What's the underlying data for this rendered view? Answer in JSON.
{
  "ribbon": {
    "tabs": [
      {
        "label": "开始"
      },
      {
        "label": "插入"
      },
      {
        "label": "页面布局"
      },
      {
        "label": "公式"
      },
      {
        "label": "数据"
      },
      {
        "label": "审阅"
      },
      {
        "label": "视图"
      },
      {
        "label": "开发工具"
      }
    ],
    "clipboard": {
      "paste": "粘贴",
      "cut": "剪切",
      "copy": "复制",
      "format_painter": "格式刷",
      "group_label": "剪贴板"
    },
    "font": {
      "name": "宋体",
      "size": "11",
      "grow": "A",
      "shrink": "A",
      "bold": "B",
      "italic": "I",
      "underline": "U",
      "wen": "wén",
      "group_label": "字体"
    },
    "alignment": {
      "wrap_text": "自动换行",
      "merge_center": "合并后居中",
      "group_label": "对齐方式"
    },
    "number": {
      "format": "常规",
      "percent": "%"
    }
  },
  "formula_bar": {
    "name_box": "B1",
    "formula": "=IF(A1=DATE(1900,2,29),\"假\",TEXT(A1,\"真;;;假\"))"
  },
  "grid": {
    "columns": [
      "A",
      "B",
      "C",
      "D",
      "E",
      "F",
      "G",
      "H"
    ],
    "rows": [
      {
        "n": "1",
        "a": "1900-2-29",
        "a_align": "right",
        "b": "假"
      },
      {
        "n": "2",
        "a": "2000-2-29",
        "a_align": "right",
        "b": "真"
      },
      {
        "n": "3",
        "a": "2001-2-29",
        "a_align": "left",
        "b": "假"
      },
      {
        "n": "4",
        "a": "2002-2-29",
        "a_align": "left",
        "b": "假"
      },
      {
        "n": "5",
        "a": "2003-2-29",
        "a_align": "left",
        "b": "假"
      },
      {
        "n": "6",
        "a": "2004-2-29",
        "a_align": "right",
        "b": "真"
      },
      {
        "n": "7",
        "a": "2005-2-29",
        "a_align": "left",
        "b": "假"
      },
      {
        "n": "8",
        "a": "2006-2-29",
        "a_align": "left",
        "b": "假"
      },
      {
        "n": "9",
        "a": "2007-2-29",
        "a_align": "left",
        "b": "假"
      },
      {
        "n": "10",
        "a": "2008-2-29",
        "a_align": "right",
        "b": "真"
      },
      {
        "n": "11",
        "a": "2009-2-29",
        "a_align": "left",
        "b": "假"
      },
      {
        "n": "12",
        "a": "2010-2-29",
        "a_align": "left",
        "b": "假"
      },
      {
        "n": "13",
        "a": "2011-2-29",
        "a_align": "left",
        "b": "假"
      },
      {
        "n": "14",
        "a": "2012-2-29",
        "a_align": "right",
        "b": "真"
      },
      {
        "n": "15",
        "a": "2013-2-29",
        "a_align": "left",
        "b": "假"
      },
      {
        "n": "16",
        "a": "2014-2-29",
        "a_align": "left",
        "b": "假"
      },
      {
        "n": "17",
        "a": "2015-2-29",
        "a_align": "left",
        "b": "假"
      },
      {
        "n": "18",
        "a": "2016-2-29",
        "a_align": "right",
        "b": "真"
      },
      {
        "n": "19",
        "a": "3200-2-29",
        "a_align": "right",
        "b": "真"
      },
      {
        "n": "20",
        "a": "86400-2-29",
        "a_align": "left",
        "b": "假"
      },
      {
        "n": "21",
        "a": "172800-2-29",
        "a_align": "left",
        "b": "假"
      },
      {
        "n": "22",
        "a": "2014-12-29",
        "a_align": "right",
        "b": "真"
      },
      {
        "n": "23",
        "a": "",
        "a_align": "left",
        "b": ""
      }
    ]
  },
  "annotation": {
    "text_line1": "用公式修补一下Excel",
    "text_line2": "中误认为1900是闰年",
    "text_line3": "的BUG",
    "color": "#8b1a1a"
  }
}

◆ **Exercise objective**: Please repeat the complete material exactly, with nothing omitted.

◆ **Written solution**:
What's the underlying data for this rendered view? Answer in JSON.
{
  "ribbon": {
    "tabs": [
      {
        "label": "开始"
      },
      {
        "label": "插入"
      },
      {
        "label": "页面布局"
      },
      {
        "label": "公式"
      },
      {
        "label": "数据"
      },
      {
        "label": "审阅"
      },
      {
        "label": "视图"
      },
      {
        "label": "开发工具"
      }
    ],
    "clipboard": {
      "paste": "粘贴",
      "cut": "剪切",
      "copy": "复制",
      "format_painter": "格式刷",
      "group_label": "剪贴板"
    },
    "font": {
      "name": "宋体",
      "size": "11",
      "grow": "A",
      "shrink": "A",
      "bold": "B",
      "italic": "I",
      "underline": "U",
      "wen": "wén",
      "group_label": "字体"
    },
    "alignment": {
      "wrap_text": "自动换行",
      "merge_center": "合并后居中",
      "group_label": "对齐方式"
    },
    "number": {
      "format": "常规",
      "percent": "%"
    }
  },
  "formula_bar": {
    "name_box": "B1",
    "formula": "=IF(A1=DATE(1900,2,29),\"假\",TEXT(A1,\"真;;;假\"))"
  },
  "grid": {
    "columns": [
      "A",
      "B",
      "C",
      "D",
      "E",
      "F",
      "G",
      "H"
    ],
    "rows": [
      {
        "n": "1",
        "a": "1900-2-29",
        "a_align": "right",
        "b": "假"
      },
      {
        "n": "2",
        "a": "2000-2-29",
        "a_align": "right",
        "b": "真"
      },
      {
        "n": "3",
        "a": "2001-2-29",
        "a_align": "left",
        "b": "假"
      },
      {
        "n": "4",
        "a": "2002-2-29",
        "a_align": "left",
        "b": "假"
      },
      {
        "n": "5",
        "a": "2003-2-29",
        "a_align": "left",
        "b": "假"
      },
      {
        "n": "6",
        "a": "2004-2-29",
        "a_align": "right",
        "b": "真"
      },
      {
        "n": "7",
        "a": "2005-2-29",
        "a_align": "left",
        "b": "假"
      },
      {
        "n": "8",
        "a": "2006-2-29",
        "a_align": "left",
        "b": "假"
      },
      {
        "n": "9",
        "a": "2007-2-29",
        "a_align": "left",
        "b": "假"
      },
      {
        "n": "10",
        "a": "2008-2-29",
        "a_align": "right",
        "b": "真"
      },
      {
        "n": "11",
        "a": "2009-2-29",
        "a_align": "left",
        "b": "假"
      },
      {
        "n": "12",
        "a": "2010-2-29",
        "a_align": "left",
        "b": "假"
      },
      {
        "n": "13",
        "a": "2011-2-29",
        "a_align": "left",
        "b": "假"
      },
      {
        "n": "14",
        "a": "2012-2-29",
        "a_align": "right",
        "b": "真"
      },
      {
        "n": "15",
        "a": "2013-2-29",
        "a_align": "left",
        "b": "假"
      },
      {
        "n": "16",
        "a": "2014-2-29",
        "a_align": "left",
        "b": "假"
      },
      {
        "n": "17",
        "a": "2015-2-29",
        "a_align": "left",
        "b": "假"
      },
      {
        "n": "18",
        "a": "2016-2-29",
        "a_align": "right",
        "b": "真"
      },
      {
        "n": "19",
        "a": "3200-2-29",
        "a_align": "right",
        "b": "真"
      },
      {
        "n": "20",
        "a": "86400-2-29",
        "a_align": "left",
        "b": "假"
      },
      {
        "n": "21",
        "a": "172800-2-29",
        "a_align": "left",
        "b": "假"
      },
      {
        "n": "22",
        "a": "2014-12-29",
        "a_align": "right",
        "b": "真"
      },
      {
        "n": "23",
        "a": "",
        "a_align": "left",
        "b": ""
      }
    ]
  },
  "annotation": {
    "text_line1": "用公式修补一下Excel",
    "text_line2": "中误认为1900是闰年",
    "text_line3": "的BUG",
    "color": "#8b1a1a"
  }
}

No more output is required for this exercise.